Element data from apps and pages
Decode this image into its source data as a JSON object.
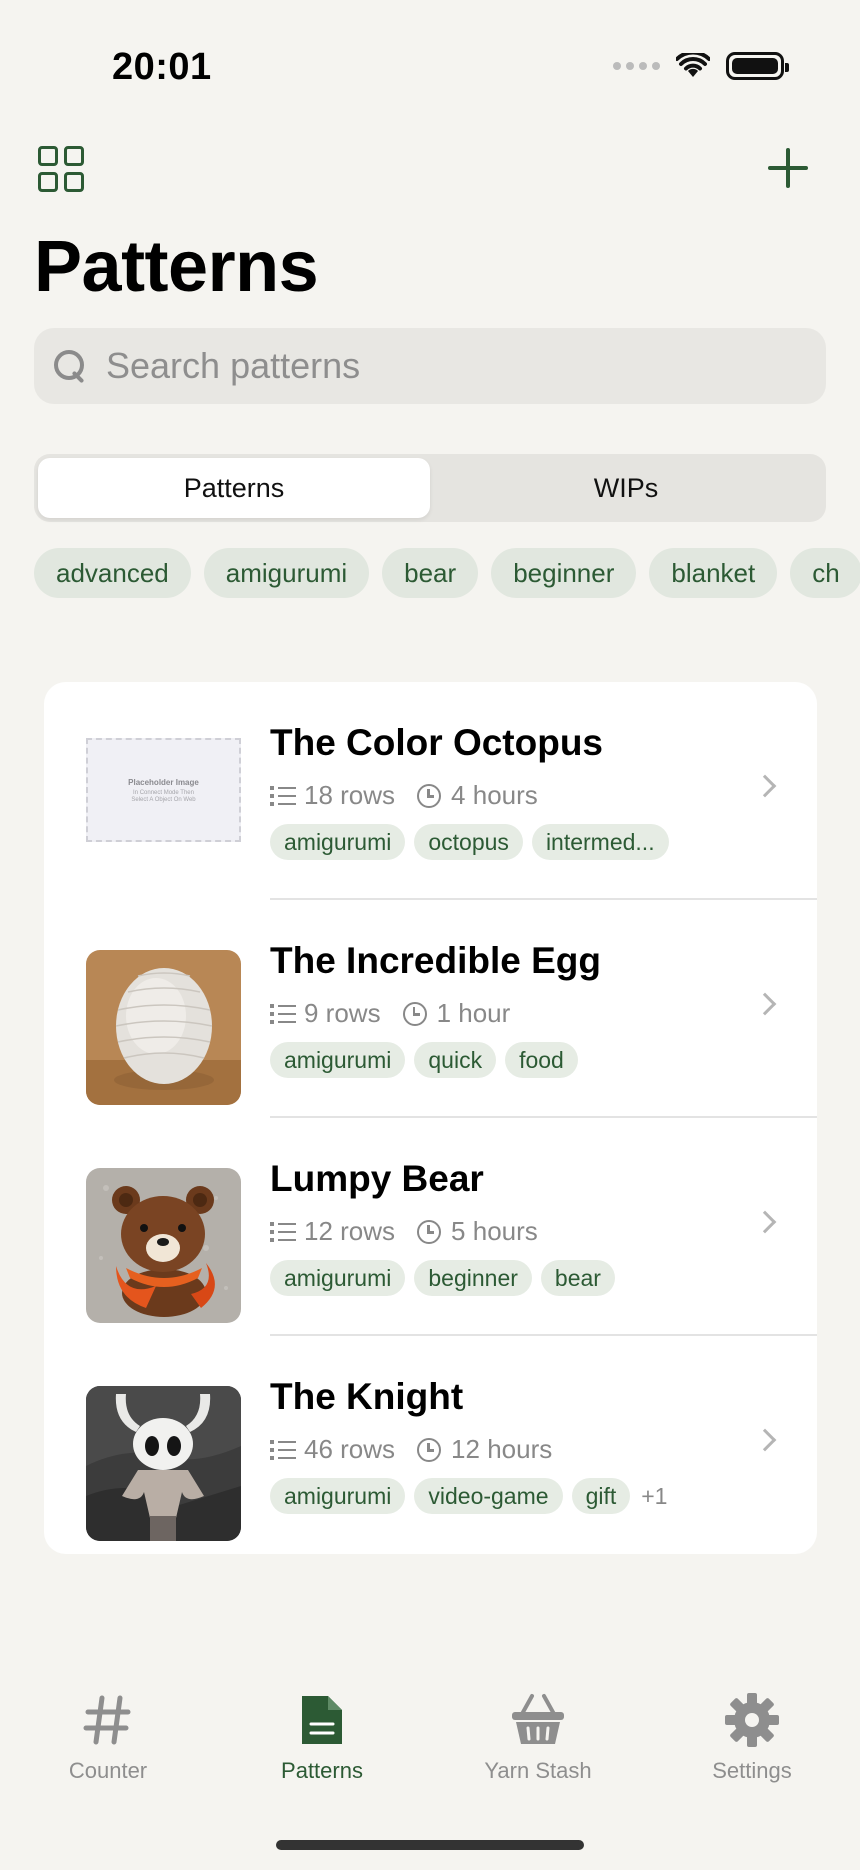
{
  "status_bar": {
    "time": "20:01"
  },
  "header": {
    "title": "Patterns"
  },
  "search": {
    "placeholder": "Search patterns"
  },
  "segments": [
    {
      "label": "Patterns",
      "active": true
    },
    {
      "label": "WIPs",
      "active": false
    }
  ],
  "tags": [
    "advanced",
    "amigurumi",
    "bear",
    "beginner",
    "blanket",
    "ch"
  ],
  "patterns": [
    {
      "name": "The Color Octopus",
      "rows": "18 rows",
      "time": "4 hours",
      "tags": [
        "amigurumi",
        "octopus",
        "intermed..."
      ],
      "more": "",
      "thumb": {
        "kind": "placeholder",
        "title": "Placeholder Image",
        "sub1": "In Connect Mode Then",
        "sub2": "Select A Object On Web"
      }
    },
    {
      "name": "The Incredible Egg",
      "rows": "9 rows",
      "time": "1 hour",
      "tags": [
        "amigurumi",
        "quick",
        "food"
      ],
      "more": "",
      "thumb": {
        "kind": "egg"
      }
    },
    {
      "name": "Lumpy Bear",
      "rows": "12 rows",
      "time": "5 hours",
      "tags": [
        "amigurumi",
        "beginner",
        "bear"
      ],
      "more": "",
      "thumb": {
        "kind": "bear"
      }
    },
    {
      "name": "The Knight",
      "rows": "46 rows",
      "time": "12 hours",
      "tags": [
        "amigurumi",
        "video-game",
        "gift"
      ],
      "more": "+1",
      "thumb": {
        "kind": "knight"
      }
    }
  ],
  "tab_bar": [
    {
      "label": "Counter",
      "icon": "hash-icon",
      "active": false
    },
    {
      "label": "Patterns",
      "icon": "document-icon",
      "active": true
    },
    {
      "label": "Yarn Stash",
      "icon": "basket-icon",
      "active": false
    },
    {
      "label": "Settings",
      "icon": "gear-icon",
      "active": false
    }
  ],
  "colors": {
    "accent": "#2c5a34",
    "background": "#f5f4f0",
    "chip": "#e1e7df"
  }
}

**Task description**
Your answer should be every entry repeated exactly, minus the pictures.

**Written reply**
Decode this image into its source data as a JSON object.
{
  "status_bar": {
    "time": "20:01"
  },
  "header": {
    "title": "Patterns"
  },
  "search": {
    "placeholder": "Search patterns"
  },
  "segments": [
    {
      "label": "Patterns",
      "active": true
    },
    {
      "label": "WIPs",
      "active": false
    }
  ],
  "tags": [
    "advanced",
    "amigurumi",
    "bear",
    "beginner",
    "blanket",
    "ch"
  ],
  "patterns": [
    {
      "name": "The Color Octopus",
      "rows": "18 rows",
      "time": "4 hours",
      "tags": [
        "amigurumi",
        "octopus",
        "intermed..."
      ],
      "more": "",
      "thumb": {
        "kind": "placeholder",
        "title": "Placeholder Image",
        "sub1": "In Connect Mode Then",
        "sub2": "Select A Object On Web"
      }
    },
    {
      "name": "The Incredible Egg",
      "rows": "9 rows",
      "time": "1 hour",
      "tags": [
        "amigurumi",
        "quick",
        "food"
      ],
      "more": "",
      "thumb": {
        "kind": "egg"
      }
    },
    {
      "name": "Lumpy Bear",
      "rows": "12 rows",
      "time": "5 hours",
      "tags": [
        "amigurumi",
        "beginner",
        "bear"
      ],
      "more": "",
      "thumb": {
        "kind": "bear"
      }
    },
    {
      "name": "The Knight",
      "rows": "46 rows",
      "time": "12 hours",
      "tags": [
        "amigurumi",
        "video-game",
        "gift"
      ],
      "more": "+1",
      "thumb": {
        "kind": "knight"
      }
    }
  ],
  "tab_bar": [
    {
      "label": "Counter",
      "icon": "hash-icon",
      "active": false
    },
    {
      "label": "Patterns",
      "icon": "document-icon",
      "active": true
    },
    {
      "label": "Yarn Stash",
      "icon": "basket-icon",
      "active": false
    },
    {
      "label": "Settings",
      "icon": "gear-icon",
      "active": false
    }
  ],
  "colors": {
    "accent": "#2c5a34",
    "background": "#f5f4f0",
    "chip": "#e1e7df"
  }
}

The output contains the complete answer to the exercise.